● **PROVIDED DATA**:
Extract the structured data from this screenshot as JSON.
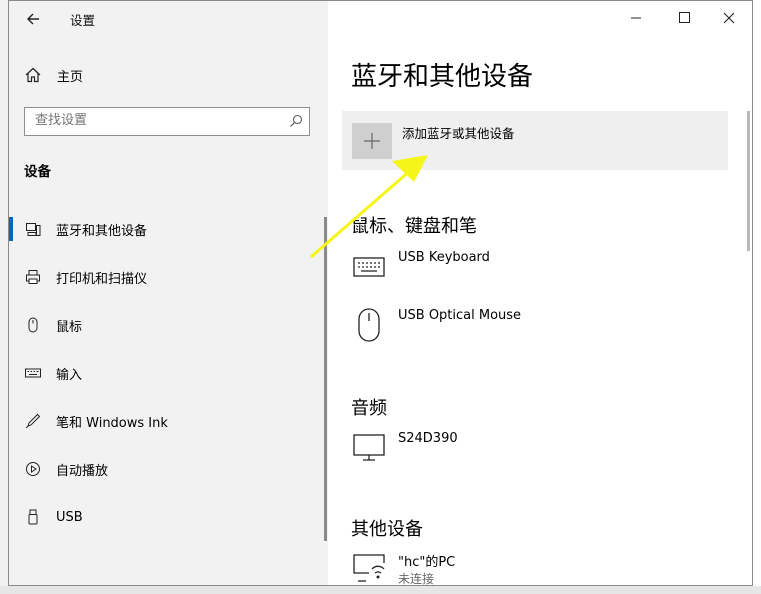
{
  "window": {
    "title": "设置",
    "caption_icons": [
      "minimize-icon",
      "maximize-icon",
      "close-icon"
    ]
  },
  "sidebar": {
    "home_label": "主页",
    "search_placeholder": "查找设置",
    "section_title": "设备",
    "items": [
      {
        "label": "蓝牙和其他设备",
        "icon": "bluetooth-devices-icon",
        "active": true
      },
      {
        "label": "打印机和扫描仪",
        "icon": "printer-icon",
        "active": false
      },
      {
        "label": "鼠标",
        "icon": "mouse-icon",
        "active": false
      },
      {
        "label": "输入",
        "icon": "keyboard-icon",
        "active": false
      },
      {
        "label": "笔和 Windows Ink",
        "icon": "pen-icon",
        "active": false
      },
      {
        "label": "自动播放",
        "icon": "autoplay-icon",
        "active": false
      },
      {
        "label": "USB",
        "icon": "usb-icon",
        "active": false
      }
    ]
  },
  "content": {
    "page_title": "蓝牙和其他设备",
    "add_device_label": "添加蓝牙或其他设备",
    "sections": [
      {
        "title": "鼠标、键盘和笔",
        "devices": [
          {
            "name": "USB Keyboard",
            "icon": "keyboard-icon"
          },
          {
            "name": "USB Optical Mouse",
            "icon": "mouse-icon"
          }
        ]
      },
      {
        "title": "音频",
        "devices": [
          {
            "name": "S24D390",
            "icon": "monitor-icon"
          }
        ]
      },
      {
        "title": "其他设备",
        "devices": [
          {
            "name": "\"hc\"的PC",
            "status": "未连接",
            "icon": "wireless-display-icon"
          }
        ]
      }
    ]
  },
  "colors": {
    "accent": "#0067c0",
    "sidebar_bg": "#f2f2f2",
    "highlight_arrow": "#f5f51a"
  }
}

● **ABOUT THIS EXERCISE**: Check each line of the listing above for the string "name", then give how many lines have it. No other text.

● **RESULT OF THIS EXERCISE**: 4